§ Exercise requirements:
Identify each line below containing the string "最強の問題集" and copy it.

§ Available data:
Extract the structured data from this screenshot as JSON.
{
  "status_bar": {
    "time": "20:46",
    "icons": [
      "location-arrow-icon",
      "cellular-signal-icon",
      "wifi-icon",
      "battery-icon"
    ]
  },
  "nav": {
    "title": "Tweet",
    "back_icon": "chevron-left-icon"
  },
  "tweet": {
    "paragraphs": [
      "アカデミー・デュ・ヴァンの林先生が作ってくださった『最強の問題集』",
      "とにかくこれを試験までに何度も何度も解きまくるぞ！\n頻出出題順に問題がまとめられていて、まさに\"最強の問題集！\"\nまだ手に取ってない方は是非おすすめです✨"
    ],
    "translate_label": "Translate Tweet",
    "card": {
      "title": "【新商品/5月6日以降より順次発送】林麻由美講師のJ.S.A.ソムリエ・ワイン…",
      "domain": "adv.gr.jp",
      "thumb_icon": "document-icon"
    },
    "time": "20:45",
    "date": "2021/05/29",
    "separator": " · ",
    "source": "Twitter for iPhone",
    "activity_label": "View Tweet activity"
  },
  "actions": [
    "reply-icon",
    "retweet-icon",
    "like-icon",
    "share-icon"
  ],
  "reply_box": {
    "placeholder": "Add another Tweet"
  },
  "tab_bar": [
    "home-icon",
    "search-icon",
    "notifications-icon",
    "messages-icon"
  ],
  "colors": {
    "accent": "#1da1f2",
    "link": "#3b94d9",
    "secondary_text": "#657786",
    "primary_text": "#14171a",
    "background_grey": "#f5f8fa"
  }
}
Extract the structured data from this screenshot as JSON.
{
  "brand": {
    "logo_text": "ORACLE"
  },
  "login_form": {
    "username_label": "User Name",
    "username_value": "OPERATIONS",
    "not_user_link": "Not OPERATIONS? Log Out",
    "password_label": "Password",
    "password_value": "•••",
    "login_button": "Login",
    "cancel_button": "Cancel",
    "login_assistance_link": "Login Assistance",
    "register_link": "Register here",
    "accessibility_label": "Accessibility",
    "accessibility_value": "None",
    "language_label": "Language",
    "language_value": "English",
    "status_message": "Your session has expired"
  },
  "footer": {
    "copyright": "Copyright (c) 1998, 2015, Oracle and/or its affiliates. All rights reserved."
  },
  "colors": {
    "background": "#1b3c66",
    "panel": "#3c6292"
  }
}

§ Written solution:
      "アカデミー・デュ・ヴァンの林先生が作ってくださった『最強の問題集』",
      "とにかくこれを試験までに何度も何度も解きまくるぞ！\n頻出出題順に問題がまとめられていて、まさに\"最強の問題集！\"\nまだ手に取ってない方は是非おすすめです✨"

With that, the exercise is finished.